One of my aviation goals is to get a TMG rating. Right now, I don’t know if I’m going to add it to my PPL (probably have to take it in another European country to be able to do that), or take the lessons required to obtain the SPL (Sailplane Pilot License).
The rules are a bit complex, and not very straight forward.
But, since I’ve already taken LN-GJP, the local TMG, out of the hangar a lot of times already, I figured it was time to give it a try! No matter what I end up doing, a simple flight just to see how it is won’t hurt!
This airplane want to fly
The inside of LN-GJP sure is tiny compared to the 172 I’m used to flying! But the view is so much better!
When taxing from the parking to the runway, it felt almost like the first time I taxied the 172! This airplane is very different than what I’m used to.
I barely had time to advance the throttle before we were in the air, wow, this airplane really want to fly!
Stopping the propeller
We made it to the training area in no time, the same one we used when I learned to fly in the 172, and then we switched off the engine! This is something I’ve never done before, you simply don’t switch off the engine while airborne in a single engine airplane.
But LN-GJP, a Diamond HK36 TTC Super Dimona, is made to do this (still felt unnatural though).
We switched from from powered flight to soaring mode, and went hunting for thermals.
Clouds, especially cumulus clouds, often have thermals underneath them. So we went cloud hunting, another strange thing for me. I usually avoid clouds if I can.
Climbing high, no power required
The first attempt didn’t yield much results, so we restarted the engine (it stilled worked), and headed over to another nearby cloud. Once there, we shut down again, and hit the jackpot!
We were cleared to 4000 feet, but quickly had to ask for 5000 feet. It didn’t take long to realize that we could get even higher, so we asked nicely for 6000 feet - which we got. We made it to 5500 feet, and were able to keep that altitude for a while. Still with the engine stopped!
I’m usually never this high this close to the airport, so I though it would be fun to see if we could glide all the way back.
It’s safe to say that we had no issue making it back, we were so high when we got back, that we had to use the airbrakes to get down.

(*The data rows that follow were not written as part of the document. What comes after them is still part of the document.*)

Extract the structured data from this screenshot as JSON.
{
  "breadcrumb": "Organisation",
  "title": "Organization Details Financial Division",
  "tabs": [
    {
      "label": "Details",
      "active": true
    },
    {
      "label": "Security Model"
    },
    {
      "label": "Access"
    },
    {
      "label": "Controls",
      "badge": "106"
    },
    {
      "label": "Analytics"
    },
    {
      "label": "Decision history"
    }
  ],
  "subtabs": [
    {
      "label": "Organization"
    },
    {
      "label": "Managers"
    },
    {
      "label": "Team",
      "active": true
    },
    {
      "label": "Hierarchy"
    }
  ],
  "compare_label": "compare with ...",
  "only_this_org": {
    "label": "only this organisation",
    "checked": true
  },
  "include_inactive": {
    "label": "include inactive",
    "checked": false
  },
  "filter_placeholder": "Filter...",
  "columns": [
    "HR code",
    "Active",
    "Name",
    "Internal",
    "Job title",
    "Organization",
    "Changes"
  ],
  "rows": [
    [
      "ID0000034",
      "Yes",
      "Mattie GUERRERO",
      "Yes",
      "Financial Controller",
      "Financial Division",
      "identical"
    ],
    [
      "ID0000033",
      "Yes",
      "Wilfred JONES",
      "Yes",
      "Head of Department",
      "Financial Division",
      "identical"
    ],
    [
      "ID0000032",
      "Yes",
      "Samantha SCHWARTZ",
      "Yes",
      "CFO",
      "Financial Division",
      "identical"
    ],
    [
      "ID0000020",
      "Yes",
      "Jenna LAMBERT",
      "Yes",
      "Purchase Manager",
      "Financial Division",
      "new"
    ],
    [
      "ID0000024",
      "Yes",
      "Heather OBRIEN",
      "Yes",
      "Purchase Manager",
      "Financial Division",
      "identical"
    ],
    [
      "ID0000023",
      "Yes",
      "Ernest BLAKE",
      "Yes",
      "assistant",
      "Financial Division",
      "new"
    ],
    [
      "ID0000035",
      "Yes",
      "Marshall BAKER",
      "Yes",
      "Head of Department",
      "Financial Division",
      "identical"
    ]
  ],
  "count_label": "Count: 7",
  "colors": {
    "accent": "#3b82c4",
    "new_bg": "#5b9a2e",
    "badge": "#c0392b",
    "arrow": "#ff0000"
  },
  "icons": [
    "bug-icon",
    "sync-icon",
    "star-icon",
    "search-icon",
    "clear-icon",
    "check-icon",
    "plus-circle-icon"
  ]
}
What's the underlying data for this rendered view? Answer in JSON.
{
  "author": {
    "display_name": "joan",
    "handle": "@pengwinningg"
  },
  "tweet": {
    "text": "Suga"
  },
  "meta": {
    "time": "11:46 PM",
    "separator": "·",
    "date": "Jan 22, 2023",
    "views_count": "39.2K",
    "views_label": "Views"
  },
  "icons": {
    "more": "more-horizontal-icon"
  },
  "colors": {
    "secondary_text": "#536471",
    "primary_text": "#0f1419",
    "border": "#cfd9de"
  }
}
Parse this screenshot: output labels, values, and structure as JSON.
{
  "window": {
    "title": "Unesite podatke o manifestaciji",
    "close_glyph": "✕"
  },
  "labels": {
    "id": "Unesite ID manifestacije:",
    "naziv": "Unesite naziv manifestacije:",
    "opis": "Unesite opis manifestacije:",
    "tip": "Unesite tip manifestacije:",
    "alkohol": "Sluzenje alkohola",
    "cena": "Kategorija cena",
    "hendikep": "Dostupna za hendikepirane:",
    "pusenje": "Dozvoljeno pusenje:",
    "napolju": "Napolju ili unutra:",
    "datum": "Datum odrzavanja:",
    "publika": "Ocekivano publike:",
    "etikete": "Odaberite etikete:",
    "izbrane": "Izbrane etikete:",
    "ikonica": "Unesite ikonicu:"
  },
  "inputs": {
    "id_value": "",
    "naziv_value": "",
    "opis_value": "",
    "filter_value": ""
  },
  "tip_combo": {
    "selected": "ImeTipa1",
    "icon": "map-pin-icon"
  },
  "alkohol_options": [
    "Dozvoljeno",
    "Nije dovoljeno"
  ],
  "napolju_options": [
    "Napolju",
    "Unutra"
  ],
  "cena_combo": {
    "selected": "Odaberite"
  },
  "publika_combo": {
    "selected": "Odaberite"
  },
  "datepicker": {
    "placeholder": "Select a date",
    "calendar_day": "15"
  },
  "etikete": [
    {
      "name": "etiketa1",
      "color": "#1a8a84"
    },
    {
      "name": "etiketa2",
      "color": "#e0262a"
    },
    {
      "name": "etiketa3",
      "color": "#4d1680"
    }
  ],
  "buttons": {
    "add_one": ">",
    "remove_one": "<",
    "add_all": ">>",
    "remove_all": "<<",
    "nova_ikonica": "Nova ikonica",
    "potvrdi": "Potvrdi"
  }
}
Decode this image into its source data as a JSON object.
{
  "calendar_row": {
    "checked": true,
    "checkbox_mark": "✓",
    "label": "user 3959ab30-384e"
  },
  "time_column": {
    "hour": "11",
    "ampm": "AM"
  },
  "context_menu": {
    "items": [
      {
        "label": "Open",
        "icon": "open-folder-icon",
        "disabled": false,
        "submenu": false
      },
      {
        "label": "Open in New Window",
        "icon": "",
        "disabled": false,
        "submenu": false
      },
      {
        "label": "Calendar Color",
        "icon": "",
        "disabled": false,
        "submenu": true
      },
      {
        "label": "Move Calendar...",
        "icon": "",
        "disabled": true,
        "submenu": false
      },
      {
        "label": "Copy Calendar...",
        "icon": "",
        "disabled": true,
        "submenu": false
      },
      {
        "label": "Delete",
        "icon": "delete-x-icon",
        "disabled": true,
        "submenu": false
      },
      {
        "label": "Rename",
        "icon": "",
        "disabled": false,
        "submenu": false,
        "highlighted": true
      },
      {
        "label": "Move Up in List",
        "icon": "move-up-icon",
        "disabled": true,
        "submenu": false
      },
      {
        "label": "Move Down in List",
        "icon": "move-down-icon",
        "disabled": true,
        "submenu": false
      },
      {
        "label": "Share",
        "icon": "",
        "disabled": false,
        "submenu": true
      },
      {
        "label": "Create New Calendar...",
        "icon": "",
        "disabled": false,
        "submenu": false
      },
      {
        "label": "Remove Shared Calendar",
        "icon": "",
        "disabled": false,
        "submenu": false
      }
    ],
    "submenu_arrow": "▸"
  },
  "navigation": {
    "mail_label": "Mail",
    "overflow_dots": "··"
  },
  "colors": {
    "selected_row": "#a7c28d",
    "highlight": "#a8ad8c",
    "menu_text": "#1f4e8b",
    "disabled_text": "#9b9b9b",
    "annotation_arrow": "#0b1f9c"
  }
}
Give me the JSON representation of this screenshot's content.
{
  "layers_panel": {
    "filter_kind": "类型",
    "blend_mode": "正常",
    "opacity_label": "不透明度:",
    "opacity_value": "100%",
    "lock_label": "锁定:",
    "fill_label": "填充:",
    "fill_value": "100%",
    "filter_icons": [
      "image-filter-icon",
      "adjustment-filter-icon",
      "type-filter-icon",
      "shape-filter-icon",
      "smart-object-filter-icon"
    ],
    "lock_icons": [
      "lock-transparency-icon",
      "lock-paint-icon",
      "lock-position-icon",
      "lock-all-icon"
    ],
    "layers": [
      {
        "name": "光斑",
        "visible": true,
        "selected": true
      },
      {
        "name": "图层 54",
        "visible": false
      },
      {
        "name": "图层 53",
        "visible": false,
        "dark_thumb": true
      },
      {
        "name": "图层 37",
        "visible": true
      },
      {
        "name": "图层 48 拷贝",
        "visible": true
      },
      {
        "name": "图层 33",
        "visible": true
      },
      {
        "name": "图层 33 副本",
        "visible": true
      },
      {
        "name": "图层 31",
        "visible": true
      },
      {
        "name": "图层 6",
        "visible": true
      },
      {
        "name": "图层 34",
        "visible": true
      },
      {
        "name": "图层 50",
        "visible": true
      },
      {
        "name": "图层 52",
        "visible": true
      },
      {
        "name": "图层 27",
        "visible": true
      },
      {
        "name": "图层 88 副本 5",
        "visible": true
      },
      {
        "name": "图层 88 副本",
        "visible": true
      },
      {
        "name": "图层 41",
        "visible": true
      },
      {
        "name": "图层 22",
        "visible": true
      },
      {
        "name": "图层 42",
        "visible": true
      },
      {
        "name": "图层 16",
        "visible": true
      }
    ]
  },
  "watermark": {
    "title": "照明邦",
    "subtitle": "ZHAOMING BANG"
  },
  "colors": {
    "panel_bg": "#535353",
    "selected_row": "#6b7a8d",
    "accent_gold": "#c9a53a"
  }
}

Another new experience for me.
Back on the ground, we had to start the engine again to taxi back to the parking. It actually took a couple tries before we got it started, probably cold from all the soaring up at 4-5000 feet.
A little over half of the one hour flight was without the engine! A very nice day I was told, so I’m happy with this!
Now I just have to figure out how to do this…
If anyone reads this, and have went from PPL(A) SEP to SPL/LAPL(A) TMG before, please let me know! I want to know how you did it.